▶ **WORK TO BE COMPLETED**:
An exact copy of every record, with no pictures, please.

(Component data from apps and pages)
★ ★ ★ ★ ★ ★ ★

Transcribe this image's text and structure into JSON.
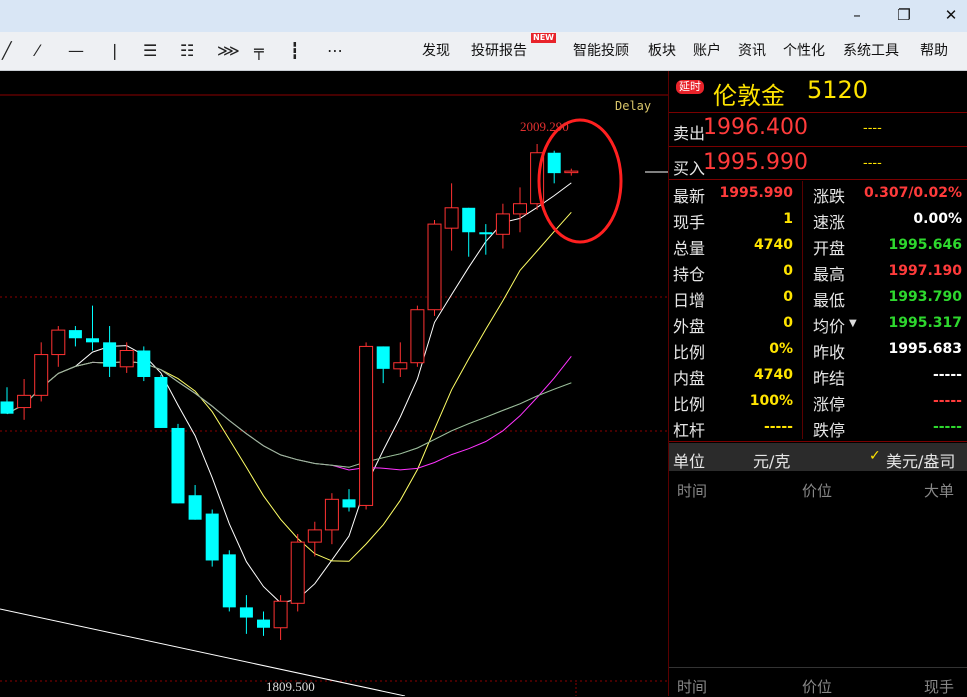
{
  "window": {
    "minimize": "–",
    "restore": "❐",
    "close": "✕"
  },
  "toolbar": {
    "tools": [
      "draw-line-icon",
      "draw-ray-icon",
      "horizontal-line-icon",
      "vertical-line-icon",
      "parallel-lines-icon",
      "channel-icon",
      "fan-lines-icon",
      "fibonacci-icon",
      "period-lines-icon",
      "more-tools-icon"
    ],
    "tool_glyphs": [
      "╱",
      "⁄",
      "—",
      "❘",
      "☰",
      "☷",
      "⋙",
      "╤",
      "┇",
      "⋯"
    ],
    "menu": [
      "发现",
      "投研报告",
      "智能投顾",
      "板块",
      "账户",
      "资讯",
      "个性化",
      "系统工具",
      "帮助"
    ],
    "new_badge": "NEW"
  },
  "chart": {
    "delay_label": "Delay",
    "high_label": "2009.290",
    "low_label": "1809.500"
  },
  "chart_data": {
    "type": "candlestick",
    "high_marker": 2009.29,
    "low_marker": 1809.5,
    "candles": [
      {
        "o": 1883,
        "h": 1890,
        "l": 1877,
        "c": 1877,
        "up": false
      },
      {
        "o": 1880,
        "h": 1894,
        "l": 1874,
        "c": 1886,
        "up": true
      },
      {
        "o": 1886,
        "h": 1912,
        "l": 1883,
        "c": 1906,
        "up": true
      },
      {
        "o": 1906,
        "h": 1920,
        "l": 1900,
        "c": 1918,
        "up": true
      },
      {
        "o": 1918,
        "h": 1920,
        "l": 1910,
        "c": 1914,
        "up": false
      },
      {
        "o": 1914,
        "h": 1930,
        "l": 1908,
        "c": 1912,
        "up": false
      },
      {
        "o": 1912,
        "h": 1920,
        "l": 1895,
        "c": 1900,
        "up": false
      },
      {
        "o": 1900,
        "h": 1912,
        "l": 1897,
        "c": 1908,
        "up": true
      },
      {
        "o": 1908,
        "h": 1910,
        "l": 1893,
        "c": 1895,
        "up": false
      },
      {
        "o": 1895,
        "h": 1896,
        "l": 1870,
        "c": 1870,
        "up": false
      },
      {
        "o": 1870,
        "h": 1872,
        "l": 1833,
        "c": 1833,
        "up": false
      },
      {
        "o": 1837,
        "h": 1842,
        "l": 1825,
        "c": 1825,
        "up": false
      },
      {
        "o": 1828,
        "h": 1830,
        "l": 1802,
        "c": 1805,
        "up": false
      },
      {
        "o": 1808,
        "h": 1810,
        "l": 1780,
        "c": 1782,
        "up": false
      },
      {
        "o": 1782,
        "h": 1788,
        "l": 1769,
        "c": 1777,
        "up": false
      },
      {
        "o": 1776,
        "h": 1780,
        "l": 1768,
        "c": 1772,
        "up": false
      },
      {
        "o": 1772,
        "h": 1788,
        "l": 1766,
        "c": 1785,
        "up": true
      },
      {
        "o": 1784,
        "h": 1818,
        "l": 1780,
        "c": 1814,
        "up": true
      },
      {
        "o": 1814,
        "h": 1824,
        "l": 1807,
        "c": 1820,
        "up": true
      },
      {
        "o": 1820,
        "h": 1838,
        "l": 1813,
        "c": 1835,
        "up": true
      },
      {
        "o": 1835,
        "h": 1840,
        "l": 1829,
        "c": 1831,
        "up": false
      },
      {
        "o": 1832,
        "h": 1912,
        "l": 1830,
        "c": 1910,
        "up": true
      },
      {
        "o": 1910,
        "h": 1910,
        "l": 1892,
        "c": 1899,
        "up": false
      },
      {
        "o": 1899,
        "h": 1912,
        "l": 1895,
        "c": 1902,
        "up": true
      },
      {
        "o": 1902,
        "h": 1930,
        "l": 1900,
        "c": 1928,
        "up": true
      },
      {
        "o": 1928,
        "h": 1972,
        "l": 1925,
        "c": 1970,
        "up": true
      },
      {
        "o": 1968,
        "h": 1990,
        "l": 1957,
        "c": 1978,
        "up": true
      },
      {
        "o": 1978,
        "h": 1978,
        "l": 1954,
        "c": 1966,
        "up": false
      },
      {
        "o": 1966,
        "h": 1970,
        "l": 1955,
        "c": 1965,
        "up": false
      },
      {
        "o": 1965,
        "h": 1980,
        "l": 1958,
        "c": 1975,
        "up": true
      },
      {
        "o": 1975,
        "h": 1988,
        "l": 1966,
        "c": 1980,
        "up": true
      },
      {
        "o": 1980,
        "h": 2009.29,
        "l": 1977,
        "c": 2005,
        "up": true
      },
      {
        "o": 2005,
        "h": 2006,
        "l": 1990,
        "c": 1995,
        "up": false
      },
      {
        "o": 1995.646,
        "h": 1997.19,
        "l": 1993.79,
        "c": 1995.99,
        "up": true
      }
    ]
  },
  "quote": {
    "delay_badge": "延时",
    "name": "伦敦金",
    "code": "5120",
    "sell_label": "卖出",
    "sell_value": "1996.400",
    "sell_extra": "----",
    "buy_label": "买入",
    "buy_value": "1995.990",
    "buy_extra": "----",
    "rows": [
      {
        "l1": "最新",
        "v1": "1995.990",
        "c1": "#ff3b3b",
        "l2": "涨跌",
        "v2": "0.307/0.02%",
        "c2": "#ff3b3b"
      },
      {
        "l1": "现手",
        "v1": "1",
        "c1": "#ffe400",
        "l2": "速涨",
        "v2": "0.00%",
        "c2": "#ffffff"
      },
      {
        "l1": "总量",
        "v1": "4740",
        "c1": "#ffe400",
        "l2": "开盘",
        "v2": "1995.646",
        "c2": "#2ed82e"
      },
      {
        "l1": "持仓",
        "v1": "0",
        "c1": "#ffe400",
        "l2": "最高",
        "v2": "1997.190",
        "c2": "#ff3b3b"
      },
      {
        "l1": "日增",
        "v1": "0",
        "c1": "#ffe400",
        "l2": "最低",
        "v2": "1993.790",
        "c2": "#2ed82e"
      },
      {
        "l1": "外盘",
        "v1": "0",
        "c1": "#ffe400",
        "l2": "均价",
        "v2": "1995.317",
        "c2": "#2ed82e"
      },
      {
        "l1": "比例",
        "v1": "0%",
        "c1": "#ffe400",
        "l2": "昨收",
        "v2": "1995.683",
        "c2": "#ffffff"
      },
      {
        "l1": "内盘",
        "v1": "4740",
        "c1": "#ffe400",
        "l2": "昨结",
        "v2": "-----",
        "c2": "#ffffff"
      },
      {
        "l1": "比例",
        "v1": "100%",
        "c1": "#ffe400",
        "l2": "涨停",
        "v2": "-----",
        "c2": "#ff3b3b"
      },
      {
        "l1": "杠杆",
        "v1": "-----",
        "c1": "#ffe400",
        "l2": "跌停",
        "v2": "-----",
        "c2": "#2ed82e"
      }
    ],
    "unit_label": "单位",
    "unit_value": "元/克",
    "unit_option": "美元/盎司",
    "ticks_header": {
      "time": "时间",
      "price": "价位",
      "big": "大单"
    },
    "trades_header": {
      "time": "时间",
      "price": "价位",
      "hand": "现手"
    }
  },
  "colors": {
    "up": "#ff3232",
    "down": "#00ffff",
    "ma5": "#ffffff",
    "ma10": "#ffff66",
    "ma20": "#ff33ff",
    "ma40": "#00ff00",
    "ma60": "#aaaaaa",
    "grid": "#8b0000",
    "highlight": "#ff2020"
  }
}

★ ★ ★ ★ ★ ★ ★

▶ **EXERCISE OUTPUT**:
Transcribe this image's text and structure into JSON.
{
  "window": {
    "minimize": "–",
    "restore": "❐",
    "close": "✕"
  },
  "toolbar": {
    "tools": [
      "draw-line-icon",
      "draw-ray-icon",
      "horizontal-line-icon",
      "vertical-line-icon",
      "parallel-lines-icon",
      "channel-icon",
      "fan-lines-icon",
      "fibonacci-icon",
      "period-lines-icon",
      "more-tools-icon"
    ],
    "tool_glyphs": [
      "╱",
      "⁄",
      "—",
      "❘",
      "☰",
      "☷",
      "⋙",
      "╤",
      "┇",
      "⋯"
    ],
    "menu": [
      "发现",
      "投研报告",
      "智能投顾",
      "板块",
      "账户",
      "资讯",
      "个性化",
      "系统工具",
      "帮助"
    ],
    "new_badge": "NEW"
  },
  "chart": {
    "delay_label": "Delay",
    "high_label": "2009.290",
    "low_label": "1809.500"
  },
  "chart_data": {
    "type": "candlestick",
    "high_marker": 2009.29,
    "low_marker": 1809.5,
    "candles": [
      {
        "o": 1883,
        "h": 1890,
        "l": 1877,
        "c": 1877,
        "up": false
      },
      {
        "o": 1880,
        "h": 1894,
        "l": 1874,
        "c": 1886,
        "up": true
      },
      {
        "o": 1886,
        "h": 1912,
        "l": 1883,
        "c": 1906,
        "up": true
      },
      {
        "o": 1906,
        "h": 1920,
        "l": 1900,
        "c": 1918,
        "up": true
      },
      {
        "o": 1918,
        "h": 1920,
        "l": 1910,
        "c": 1914,
        "up": false
      },
      {
        "o": 1914,
        "h": 1930,
        "l": 1908,
        "c": 1912,
        "up": false
      },
      {
        "o": 1912,
        "h": 1920,
        "l": 1895,
        "c": 1900,
        "up": false
      },
      {
        "o": 1900,
        "h": 1912,
        "l": 1897,
        "c": 1908,
        "up": true
      },
      {
        "o": 1908,
        "h": 1910,
        "l": 1893,
        "c": 1895,
        "up": false
      },
      {
        "o": 1895,
        "h": 1896,
        "l": 1870,
        "c": 1870,
        "up": false
      },
      {
        "o": 1870,
        "h": 1872,
        "l": 1833,
        "c": 1833,
        "up": false
      },
      {
        "o": 1837,
        "h": 1842,
        "l": 1825,
        "c": 1825,
        "up": false
      },
      {
        "o": 1828,
        "h": 1830,
        "l": 1802,
        "c": 1805,
        "up": false
      },
      {
        "o": 1808,
        "h": 1810,
        "l": 1780,
        "c": 1782,
        "up": false
      },
      {
        "o": 1782,
        "h": 1788,
        "l": 1769,
        "c": 1777,
        "up": false
      },
      {
        "o": 1776,
        "h": 1780,
        "l": 1768,
        "c": 1772,
        "up": false
      },
      {
        "o": 1772,
        "h": 1788,
        "l": 1766,
        "c": 1785,
        "up": true
      },
      {
        "o": 1784,
        "h": 1818,
        "l": 1780,
        "c": 1814,
        "up": true
      },
      {
        "o": 1814,
        "h": 1824,
        "l": 1807,
        "c": 1820,
        "up": true
      },
      {
        "o": 1820,
        "h": 1838,
        "l": 1813,
        "c": 1835,
        "up": true
      },
      {
        "o": 1835,
        "h": 1840,
        "l": 1829,
        "c": 1831,
        "up": false
      },
      {
        "o": 1832,
        "h": 1912,
        "l": 1830,
        "c": 1910,
        "up": true
      },
      {
        "o": 1910,
        "h": 1910,
        "l": 1892,
        "c": 1899,
        "up": false
      },
      {
        "o": 1899,
        "h": 1912,
        "l": 1895,
        "c": 1902,
        "up": true
      },
      {
        "o": 1902,
        "h": 1930,
        "l": 1900,
        "c": 1928,
        "up": true
      },
      {
        "o": 1928,
        "h": 1972,
        "l": 1925,
        "c": 1970,
        "up": true
      },
      {
        "o": 1968,
        "h": 1990,
        "l": 1957,
        "c": 1978,
        "up": true
      },
      {
        "o": 1978,
        "h": 1978,
        "l": 1954,
        "c": 1966,
        "up": false
      },
      {
        "o": 1966,
        "h": 1970,
        "l": 1955,
        "c": 1965,
        "up": false
      },
      {
        "o": 1965,
        "h": 1980,
        "l": 1958,
        "c": 1975,
        "up": true
      },
      {
        "o": 1975,
        "h": 1988,
        "l": 1966,
        "c": 1980,
        "up": true
      },
      {
        "o": 1980,
        "h": 2009.29,
        "l": 1977,
        "c": 2005,
        "up": true
      },
      {
        "o": 2005,
        "h": 2006,
        "l": 1990,
        "c": 1995,
        "up": false
      },
      {
        "o": 1995.646,
        "h": 1997.19,
        "l": 1993.79,
        "c": 1995.99,
        "up": true
      }
    ]
  },
  "quote": {
    "delay_badge": "延时",
    "name": "伦敦金",
    "code": "5120",
    "sell_label": "卖出",
    "sell_value": "1996.400",
    "sell_extra": "----",
    "buy_label": "买入",
    "buy_value": "1995.990",
    "buy_extra": "----",
    "rows": [
      {
        "l1": "最新",
        "v1": "1995.990",
        "c1": "#ff3b3b",
        "l2": "涨跌",
        "v2": "0.307/0.02%",
        "c2": "#ff3b3b"
      },
      {
        "l1": "现手",
        "v1": "1",
        "c1": "#ffe400",
        "l2": "速涨",
        "v2": "0.00%",
        "c2": "#ffffff"
      },
      {
        "l1": "总量",
        "v1": "4740",
        "c1": "#ffe400",
        "l2": "开盘",
        "v2": "1995.646",
        "c2": "#2ed82e"
      },
      {
        "l1": "持仓",
        "v1": "0",
        "c1": "#ffe400",
        "l2": "最高",
        "v2": "1997.190",
        "c2": "#ff3b3b"
      },
      {
        "l1": "日增",
        "v1": "0",
        "c1": "#ffe400",
        "l2": "最低",
        "v2": "1993.790",
        "c2": "#2ed82e"
      },
      {
        "l1": "外盘",
        "v1": "0",
        "c1": "#ffe400",
        "l2": "均价",
        "v2": "1995.317",
        "c2": "#2ed82e"
      },
      {
        "l1": "比例",
        "v1": "0%",
        "c1": "#ffe400",
        "l2": "昨收",
        "v2": "1995.683",
        "c2": "#ffffff"
      },
      {
        "l1": "内盘",
        "v1": "4740",
        "c1": "#ffe400",
        "l2": "昨结",
        "v2": "-----",
        "c2": "#ffffff"
      },
      {
        "l1": "比例",
        "v1": "100%",
        "c1": "#ffe400",
        "l2": "涨停",
        "v2": "-----",
        "c2": "#ff3b3b"
      },
      {
        "l1": "杠杆",
        "v1": "-----",
        "c1": "#ffe400",
        "l2": "跌停",
        "v2": "-----",
        "c2": "#2ed82e"
      }
    ],
    "unit_label": "单位",
    "unit_value": "元/克",
    "unit_option": "美元/盎司",
    "ticks_header": {
      "time": "时间",
      "price": "价位",
      "big": "大单"
    },
    "trades_header": {
      "time": "时间",
      "price": "价位",
      "hand": "现手"
    }
  },
  "colors": {
    "up": "#ff3232",
    "down": "#00ffff",
    "ma5": "#ffffff",
    "ma10": "#ffff66",
    "ma20": "#ff33ff",
    "ma40": "#00ff00",
    "ma60": "#aaaaaa",
    "grid": "#8b0000",
    "highlight": "#ff2020"
  }
}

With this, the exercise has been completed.